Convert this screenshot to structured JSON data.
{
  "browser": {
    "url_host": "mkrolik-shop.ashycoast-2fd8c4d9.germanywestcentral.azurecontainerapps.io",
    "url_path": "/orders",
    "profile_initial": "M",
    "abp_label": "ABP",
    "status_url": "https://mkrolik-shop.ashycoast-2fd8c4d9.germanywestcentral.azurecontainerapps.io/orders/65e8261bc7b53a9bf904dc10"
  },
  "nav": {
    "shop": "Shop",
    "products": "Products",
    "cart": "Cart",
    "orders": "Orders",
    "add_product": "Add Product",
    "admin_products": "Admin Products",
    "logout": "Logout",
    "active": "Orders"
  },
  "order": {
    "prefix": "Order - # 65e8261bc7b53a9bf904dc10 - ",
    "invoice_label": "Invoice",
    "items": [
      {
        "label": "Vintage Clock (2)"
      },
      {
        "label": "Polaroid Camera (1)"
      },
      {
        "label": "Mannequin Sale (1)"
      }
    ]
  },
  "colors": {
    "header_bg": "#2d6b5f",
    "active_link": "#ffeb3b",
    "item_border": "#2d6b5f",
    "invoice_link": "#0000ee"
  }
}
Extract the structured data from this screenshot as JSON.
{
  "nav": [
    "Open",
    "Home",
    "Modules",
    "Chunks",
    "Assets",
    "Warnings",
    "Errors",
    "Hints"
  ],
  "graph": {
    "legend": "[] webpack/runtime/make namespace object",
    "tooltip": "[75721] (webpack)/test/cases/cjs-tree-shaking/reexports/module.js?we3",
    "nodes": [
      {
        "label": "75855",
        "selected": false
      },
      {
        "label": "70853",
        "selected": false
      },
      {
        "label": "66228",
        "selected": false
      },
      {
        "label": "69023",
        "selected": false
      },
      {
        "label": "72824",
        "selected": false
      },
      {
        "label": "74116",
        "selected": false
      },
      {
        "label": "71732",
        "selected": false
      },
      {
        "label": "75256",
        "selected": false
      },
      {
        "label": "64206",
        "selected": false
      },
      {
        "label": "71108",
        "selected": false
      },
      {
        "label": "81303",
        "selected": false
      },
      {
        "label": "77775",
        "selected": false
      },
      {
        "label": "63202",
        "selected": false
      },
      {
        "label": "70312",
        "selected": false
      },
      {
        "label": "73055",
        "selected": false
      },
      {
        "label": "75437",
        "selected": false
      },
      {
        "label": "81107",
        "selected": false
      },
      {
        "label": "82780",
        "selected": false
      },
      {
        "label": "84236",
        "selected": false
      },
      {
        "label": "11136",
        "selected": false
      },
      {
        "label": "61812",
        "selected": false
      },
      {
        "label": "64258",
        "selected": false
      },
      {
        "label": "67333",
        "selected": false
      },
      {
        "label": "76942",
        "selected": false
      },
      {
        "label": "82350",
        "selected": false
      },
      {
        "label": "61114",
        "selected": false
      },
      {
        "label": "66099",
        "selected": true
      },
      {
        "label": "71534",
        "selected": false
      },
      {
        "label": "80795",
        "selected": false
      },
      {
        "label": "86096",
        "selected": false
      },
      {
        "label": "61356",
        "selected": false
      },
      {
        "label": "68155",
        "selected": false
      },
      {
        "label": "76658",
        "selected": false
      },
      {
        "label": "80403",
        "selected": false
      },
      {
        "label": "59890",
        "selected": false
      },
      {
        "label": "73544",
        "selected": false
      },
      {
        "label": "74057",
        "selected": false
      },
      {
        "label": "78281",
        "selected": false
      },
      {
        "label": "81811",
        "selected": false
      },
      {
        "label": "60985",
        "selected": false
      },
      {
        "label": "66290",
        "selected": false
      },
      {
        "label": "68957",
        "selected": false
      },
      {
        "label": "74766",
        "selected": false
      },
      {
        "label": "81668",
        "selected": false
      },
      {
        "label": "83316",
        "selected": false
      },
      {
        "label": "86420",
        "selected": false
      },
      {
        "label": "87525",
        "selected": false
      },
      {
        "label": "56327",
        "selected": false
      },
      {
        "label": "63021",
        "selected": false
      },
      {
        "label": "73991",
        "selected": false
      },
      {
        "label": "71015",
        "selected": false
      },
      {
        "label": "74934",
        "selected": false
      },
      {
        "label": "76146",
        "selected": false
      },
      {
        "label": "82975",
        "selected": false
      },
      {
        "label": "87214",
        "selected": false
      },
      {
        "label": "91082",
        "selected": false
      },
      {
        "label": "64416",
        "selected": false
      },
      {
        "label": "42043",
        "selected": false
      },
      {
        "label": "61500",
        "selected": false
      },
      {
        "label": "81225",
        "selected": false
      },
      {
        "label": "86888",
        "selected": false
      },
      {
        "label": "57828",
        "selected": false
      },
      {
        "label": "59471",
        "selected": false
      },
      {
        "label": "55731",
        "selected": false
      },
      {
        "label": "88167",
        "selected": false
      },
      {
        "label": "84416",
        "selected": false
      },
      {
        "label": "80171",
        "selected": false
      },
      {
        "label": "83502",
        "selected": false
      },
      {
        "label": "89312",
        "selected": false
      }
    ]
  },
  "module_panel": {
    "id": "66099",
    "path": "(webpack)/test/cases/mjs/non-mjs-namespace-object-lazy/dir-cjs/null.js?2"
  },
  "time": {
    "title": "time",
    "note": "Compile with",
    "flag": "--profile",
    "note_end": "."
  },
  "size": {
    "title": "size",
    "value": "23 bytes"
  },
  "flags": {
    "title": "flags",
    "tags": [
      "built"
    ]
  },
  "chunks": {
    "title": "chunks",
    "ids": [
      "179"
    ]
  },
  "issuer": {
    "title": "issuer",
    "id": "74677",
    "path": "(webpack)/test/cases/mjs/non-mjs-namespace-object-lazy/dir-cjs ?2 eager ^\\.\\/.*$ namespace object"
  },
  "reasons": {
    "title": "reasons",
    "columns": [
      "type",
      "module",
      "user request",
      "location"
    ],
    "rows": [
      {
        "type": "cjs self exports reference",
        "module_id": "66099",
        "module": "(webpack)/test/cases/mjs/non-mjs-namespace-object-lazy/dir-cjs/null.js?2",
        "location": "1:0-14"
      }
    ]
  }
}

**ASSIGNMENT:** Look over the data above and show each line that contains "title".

**ANSWER TO THIS EXERCISE:**
    "title": "time",
    "title": "size",
    "title": "flags",
    "title": "chunks",
    "title": "issuer",
    "title": "reasons",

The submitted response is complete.